Mitt Romney's Book Sets Stage for 2012 White House Run

Republican's policy-heavy tome offers stark contrast to Palin memoir.

ByABC News
March 1, 2010, 8:57 PM

WASHINGTON, March 2, 2010— -- The title of Mitt Romney's new book, "No Apology: The Case for American Greatness," is a not-so-subtle jab at the visits President Obama made overseas when he first took office, derided by the Right as the "American Apology Tour."

Romney's book as a whole, however, may best be remembered not for the contrasts it offers with the incumbent president but for the contrasts it presents with "Going Rogue," the best-selling memoir of Sarah Palin, a potential Romney rival for the 2012 Republican presidential nomination.

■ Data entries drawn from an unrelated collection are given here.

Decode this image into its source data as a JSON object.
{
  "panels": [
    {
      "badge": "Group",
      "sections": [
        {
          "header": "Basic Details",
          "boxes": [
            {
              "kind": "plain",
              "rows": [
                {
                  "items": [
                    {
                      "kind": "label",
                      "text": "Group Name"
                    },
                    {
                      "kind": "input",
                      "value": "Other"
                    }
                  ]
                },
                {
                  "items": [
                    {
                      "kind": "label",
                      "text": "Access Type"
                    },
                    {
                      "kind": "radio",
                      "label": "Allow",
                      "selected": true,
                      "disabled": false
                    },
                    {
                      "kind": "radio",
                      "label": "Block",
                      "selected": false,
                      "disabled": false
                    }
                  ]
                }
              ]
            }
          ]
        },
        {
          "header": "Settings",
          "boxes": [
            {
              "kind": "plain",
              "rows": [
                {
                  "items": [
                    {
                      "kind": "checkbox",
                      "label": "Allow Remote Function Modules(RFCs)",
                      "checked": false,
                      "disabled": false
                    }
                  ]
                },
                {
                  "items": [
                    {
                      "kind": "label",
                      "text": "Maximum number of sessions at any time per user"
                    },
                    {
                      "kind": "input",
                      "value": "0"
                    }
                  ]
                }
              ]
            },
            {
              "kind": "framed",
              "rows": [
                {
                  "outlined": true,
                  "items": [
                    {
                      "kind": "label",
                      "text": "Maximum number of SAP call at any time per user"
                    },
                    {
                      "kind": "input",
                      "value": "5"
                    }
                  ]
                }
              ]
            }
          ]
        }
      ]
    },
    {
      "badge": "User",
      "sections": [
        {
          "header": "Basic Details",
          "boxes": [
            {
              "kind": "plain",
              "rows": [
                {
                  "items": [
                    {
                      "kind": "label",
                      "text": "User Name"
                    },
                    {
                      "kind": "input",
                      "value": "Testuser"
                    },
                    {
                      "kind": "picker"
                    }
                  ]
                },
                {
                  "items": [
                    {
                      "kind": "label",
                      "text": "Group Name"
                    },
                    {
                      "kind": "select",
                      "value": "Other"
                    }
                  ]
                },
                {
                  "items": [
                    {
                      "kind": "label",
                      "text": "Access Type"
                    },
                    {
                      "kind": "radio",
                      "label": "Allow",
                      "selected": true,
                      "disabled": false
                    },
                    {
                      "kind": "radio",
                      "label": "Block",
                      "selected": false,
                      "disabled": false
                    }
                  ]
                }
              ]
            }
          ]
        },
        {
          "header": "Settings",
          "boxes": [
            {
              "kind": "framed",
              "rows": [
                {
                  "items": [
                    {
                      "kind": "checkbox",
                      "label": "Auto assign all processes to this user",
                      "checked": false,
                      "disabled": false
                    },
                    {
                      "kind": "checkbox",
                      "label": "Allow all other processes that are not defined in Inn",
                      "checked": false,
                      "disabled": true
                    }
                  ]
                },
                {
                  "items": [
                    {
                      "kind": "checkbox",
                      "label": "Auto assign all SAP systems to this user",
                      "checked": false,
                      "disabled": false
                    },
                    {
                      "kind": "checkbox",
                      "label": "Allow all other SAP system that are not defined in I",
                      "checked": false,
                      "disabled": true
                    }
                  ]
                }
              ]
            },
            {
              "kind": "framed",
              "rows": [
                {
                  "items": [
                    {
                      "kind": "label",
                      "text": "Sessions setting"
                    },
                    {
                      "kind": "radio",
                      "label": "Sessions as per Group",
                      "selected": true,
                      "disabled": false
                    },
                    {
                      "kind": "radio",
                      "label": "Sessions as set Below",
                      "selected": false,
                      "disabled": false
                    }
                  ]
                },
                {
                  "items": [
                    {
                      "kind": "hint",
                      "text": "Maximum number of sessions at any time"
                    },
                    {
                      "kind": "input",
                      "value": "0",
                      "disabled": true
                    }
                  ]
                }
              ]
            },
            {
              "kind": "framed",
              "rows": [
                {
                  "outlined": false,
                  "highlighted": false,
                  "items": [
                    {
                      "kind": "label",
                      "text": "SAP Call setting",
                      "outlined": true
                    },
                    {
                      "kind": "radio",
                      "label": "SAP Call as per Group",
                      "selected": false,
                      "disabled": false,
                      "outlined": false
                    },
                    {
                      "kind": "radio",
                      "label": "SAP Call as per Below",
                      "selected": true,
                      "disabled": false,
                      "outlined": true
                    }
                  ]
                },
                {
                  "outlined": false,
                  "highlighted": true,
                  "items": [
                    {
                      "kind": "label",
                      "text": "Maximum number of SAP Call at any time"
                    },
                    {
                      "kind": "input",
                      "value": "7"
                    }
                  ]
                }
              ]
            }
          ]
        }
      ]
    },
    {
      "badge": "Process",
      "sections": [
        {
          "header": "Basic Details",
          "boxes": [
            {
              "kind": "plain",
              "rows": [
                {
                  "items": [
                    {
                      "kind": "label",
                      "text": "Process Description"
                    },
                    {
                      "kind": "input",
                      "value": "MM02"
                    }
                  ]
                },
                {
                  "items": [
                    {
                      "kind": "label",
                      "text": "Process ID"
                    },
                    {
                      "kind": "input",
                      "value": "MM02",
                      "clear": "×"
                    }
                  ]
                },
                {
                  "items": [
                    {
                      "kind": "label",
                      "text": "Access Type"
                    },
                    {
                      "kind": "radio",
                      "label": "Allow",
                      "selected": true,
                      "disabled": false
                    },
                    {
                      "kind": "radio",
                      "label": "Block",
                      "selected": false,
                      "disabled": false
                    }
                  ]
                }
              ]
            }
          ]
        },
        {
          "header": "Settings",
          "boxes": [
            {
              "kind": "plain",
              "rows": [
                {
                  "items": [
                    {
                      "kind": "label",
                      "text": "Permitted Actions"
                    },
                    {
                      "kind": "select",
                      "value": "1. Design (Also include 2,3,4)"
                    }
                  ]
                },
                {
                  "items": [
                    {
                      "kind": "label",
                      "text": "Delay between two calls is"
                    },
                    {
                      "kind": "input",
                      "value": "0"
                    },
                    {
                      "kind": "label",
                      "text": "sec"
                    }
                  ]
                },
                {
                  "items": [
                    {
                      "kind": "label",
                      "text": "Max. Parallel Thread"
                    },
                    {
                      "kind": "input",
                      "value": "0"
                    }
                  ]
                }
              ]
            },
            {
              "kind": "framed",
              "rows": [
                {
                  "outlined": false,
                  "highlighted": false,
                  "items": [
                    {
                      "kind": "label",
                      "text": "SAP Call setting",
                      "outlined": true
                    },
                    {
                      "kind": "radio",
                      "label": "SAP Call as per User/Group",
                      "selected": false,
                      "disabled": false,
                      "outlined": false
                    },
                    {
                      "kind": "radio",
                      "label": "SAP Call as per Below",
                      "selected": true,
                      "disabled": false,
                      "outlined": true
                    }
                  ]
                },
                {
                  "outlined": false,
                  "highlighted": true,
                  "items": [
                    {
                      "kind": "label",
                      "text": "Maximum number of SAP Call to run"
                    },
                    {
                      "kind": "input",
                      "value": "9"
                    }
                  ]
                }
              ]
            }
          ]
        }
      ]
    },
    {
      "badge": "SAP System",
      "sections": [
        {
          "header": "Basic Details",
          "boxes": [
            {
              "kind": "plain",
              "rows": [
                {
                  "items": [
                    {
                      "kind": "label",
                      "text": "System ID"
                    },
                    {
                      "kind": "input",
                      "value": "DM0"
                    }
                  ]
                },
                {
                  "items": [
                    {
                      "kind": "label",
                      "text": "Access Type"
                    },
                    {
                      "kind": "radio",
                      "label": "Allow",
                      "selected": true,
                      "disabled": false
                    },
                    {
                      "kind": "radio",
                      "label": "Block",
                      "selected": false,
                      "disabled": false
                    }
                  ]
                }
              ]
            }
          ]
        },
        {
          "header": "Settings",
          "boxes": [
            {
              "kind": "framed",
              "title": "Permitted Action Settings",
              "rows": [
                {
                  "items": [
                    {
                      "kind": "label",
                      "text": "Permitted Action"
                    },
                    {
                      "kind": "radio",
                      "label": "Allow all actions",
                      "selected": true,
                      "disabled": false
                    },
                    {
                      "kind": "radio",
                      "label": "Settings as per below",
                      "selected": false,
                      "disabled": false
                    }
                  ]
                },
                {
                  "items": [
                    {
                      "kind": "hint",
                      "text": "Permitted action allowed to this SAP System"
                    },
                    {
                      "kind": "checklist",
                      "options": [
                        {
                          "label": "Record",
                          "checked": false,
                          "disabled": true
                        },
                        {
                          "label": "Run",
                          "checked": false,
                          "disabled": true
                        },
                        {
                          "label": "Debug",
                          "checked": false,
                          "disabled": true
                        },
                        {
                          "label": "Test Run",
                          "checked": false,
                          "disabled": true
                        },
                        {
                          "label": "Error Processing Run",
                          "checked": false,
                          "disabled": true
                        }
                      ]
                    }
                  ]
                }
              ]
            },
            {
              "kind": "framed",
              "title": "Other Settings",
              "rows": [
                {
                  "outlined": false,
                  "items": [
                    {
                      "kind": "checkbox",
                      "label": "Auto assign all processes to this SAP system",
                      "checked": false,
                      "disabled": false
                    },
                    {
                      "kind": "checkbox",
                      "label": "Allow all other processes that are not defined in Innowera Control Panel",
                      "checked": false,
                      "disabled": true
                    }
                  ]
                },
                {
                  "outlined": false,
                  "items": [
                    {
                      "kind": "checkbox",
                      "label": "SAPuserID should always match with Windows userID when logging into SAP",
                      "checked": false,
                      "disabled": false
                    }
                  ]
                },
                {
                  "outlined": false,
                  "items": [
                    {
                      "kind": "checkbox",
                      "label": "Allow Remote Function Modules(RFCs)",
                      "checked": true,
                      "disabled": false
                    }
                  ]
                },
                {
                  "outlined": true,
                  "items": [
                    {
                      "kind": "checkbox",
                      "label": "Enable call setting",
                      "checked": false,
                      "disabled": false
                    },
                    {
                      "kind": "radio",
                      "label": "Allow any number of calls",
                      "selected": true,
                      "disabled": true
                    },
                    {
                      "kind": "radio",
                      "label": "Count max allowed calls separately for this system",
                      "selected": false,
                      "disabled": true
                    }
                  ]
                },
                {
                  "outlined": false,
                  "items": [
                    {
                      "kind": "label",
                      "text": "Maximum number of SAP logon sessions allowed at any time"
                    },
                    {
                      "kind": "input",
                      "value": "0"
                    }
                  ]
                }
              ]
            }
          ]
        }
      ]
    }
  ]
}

Where Palin's book is a mix of score settling and juicy anecdotes, Romney's book consists of a 64-point plan for strengthening the United States and countless references to what he has been reading. Palin's book titillated audiences with her take on her husband without his shirt on ("Dang, I thought. Divorce Todd? Have you seen Todd?").

Romney's readers, by contrast, will have to make do with his take on the decline of the Ottoman Empire and other great powers (easy money and a lack of innovation did them in, in case you were wondering).

This is not to say that Romney's book is free of anecdotes.

In between his policy prescriptions and reflections on world history, the former Massachusetts governor shares his distaste for weeding, his displeasure with one of his son's teachers, and the discomfort of his presidential campaign aides when he would discuss the rate of out-of-wedlock births among African Americans.

The book's core, however, are his proposals on everything from national security to the economy, from health care to energy and from entitlements to education.

The policy prescriptions laid out in the book are too many to recount in full. But the broad strokes are a hard line on foreign policy coupled with a bit more ideological flexibility on the domestic front.

The overarching concept which animates Romney's book is the idea the United States must remain strong for the world to remain free.